Web page and app entries:
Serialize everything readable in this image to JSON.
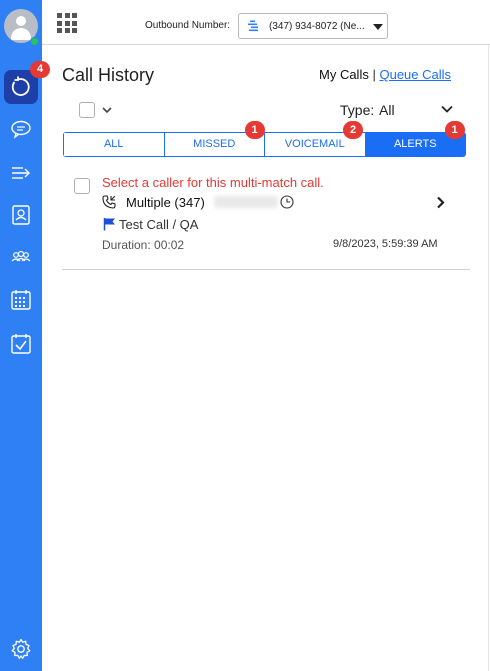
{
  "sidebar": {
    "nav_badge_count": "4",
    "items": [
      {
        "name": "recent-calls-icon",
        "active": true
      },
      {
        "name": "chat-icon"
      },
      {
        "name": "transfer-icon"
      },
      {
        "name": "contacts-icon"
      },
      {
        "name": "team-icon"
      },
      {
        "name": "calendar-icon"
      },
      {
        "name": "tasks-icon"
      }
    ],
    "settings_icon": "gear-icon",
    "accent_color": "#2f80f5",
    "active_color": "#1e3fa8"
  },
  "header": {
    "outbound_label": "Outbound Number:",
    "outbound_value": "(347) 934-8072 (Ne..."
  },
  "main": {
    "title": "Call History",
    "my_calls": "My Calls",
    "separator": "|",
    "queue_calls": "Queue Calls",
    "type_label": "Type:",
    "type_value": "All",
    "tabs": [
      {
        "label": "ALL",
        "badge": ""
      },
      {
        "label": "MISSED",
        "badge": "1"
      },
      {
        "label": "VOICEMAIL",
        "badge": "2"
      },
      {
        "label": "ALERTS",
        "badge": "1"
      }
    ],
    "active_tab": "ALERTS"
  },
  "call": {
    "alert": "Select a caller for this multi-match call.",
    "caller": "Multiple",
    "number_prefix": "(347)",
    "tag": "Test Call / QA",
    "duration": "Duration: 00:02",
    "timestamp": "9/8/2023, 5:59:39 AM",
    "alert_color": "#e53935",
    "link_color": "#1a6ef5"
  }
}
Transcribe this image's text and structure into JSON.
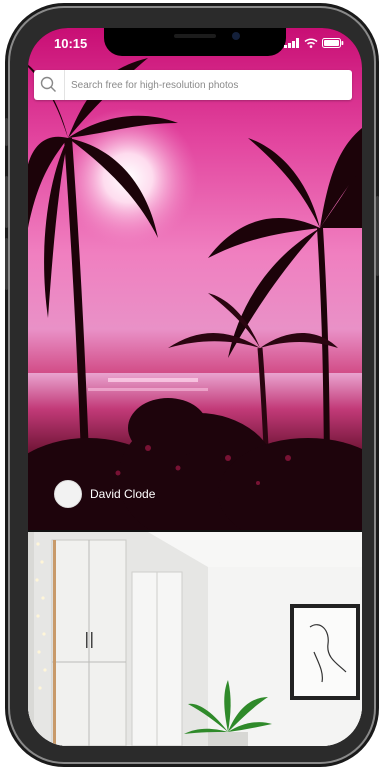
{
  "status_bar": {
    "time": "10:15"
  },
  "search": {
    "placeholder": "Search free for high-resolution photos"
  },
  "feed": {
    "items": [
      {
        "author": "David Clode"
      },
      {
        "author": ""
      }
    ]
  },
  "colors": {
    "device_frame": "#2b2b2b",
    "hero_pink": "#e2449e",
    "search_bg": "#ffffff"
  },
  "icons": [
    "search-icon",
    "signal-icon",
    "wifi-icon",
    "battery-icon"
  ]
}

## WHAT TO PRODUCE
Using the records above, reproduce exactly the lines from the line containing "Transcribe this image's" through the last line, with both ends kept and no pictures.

## WRITTEN ANSWER
Transcribe this image's text and structure into JSON.
{
  "status_bar": {
    "time": "10:15"
  },
  "search": {
    "placeholder": "Search free for high-resolution photos"
  },
  "feed": {
    "items": [
      {
        "author": "David Clode"
      },
      {
        "author": ""
      }
    ]
  },
  "colors": {
    "device_frame": "#2b2b2b",
    "hero_pink": "#e2449e",
    "search_bg": "#ffffff"
  },
  "icons": [
    "search-icon",
    "signal-icon",
    "wifi-icon",
    "battery-icon"
  ]
}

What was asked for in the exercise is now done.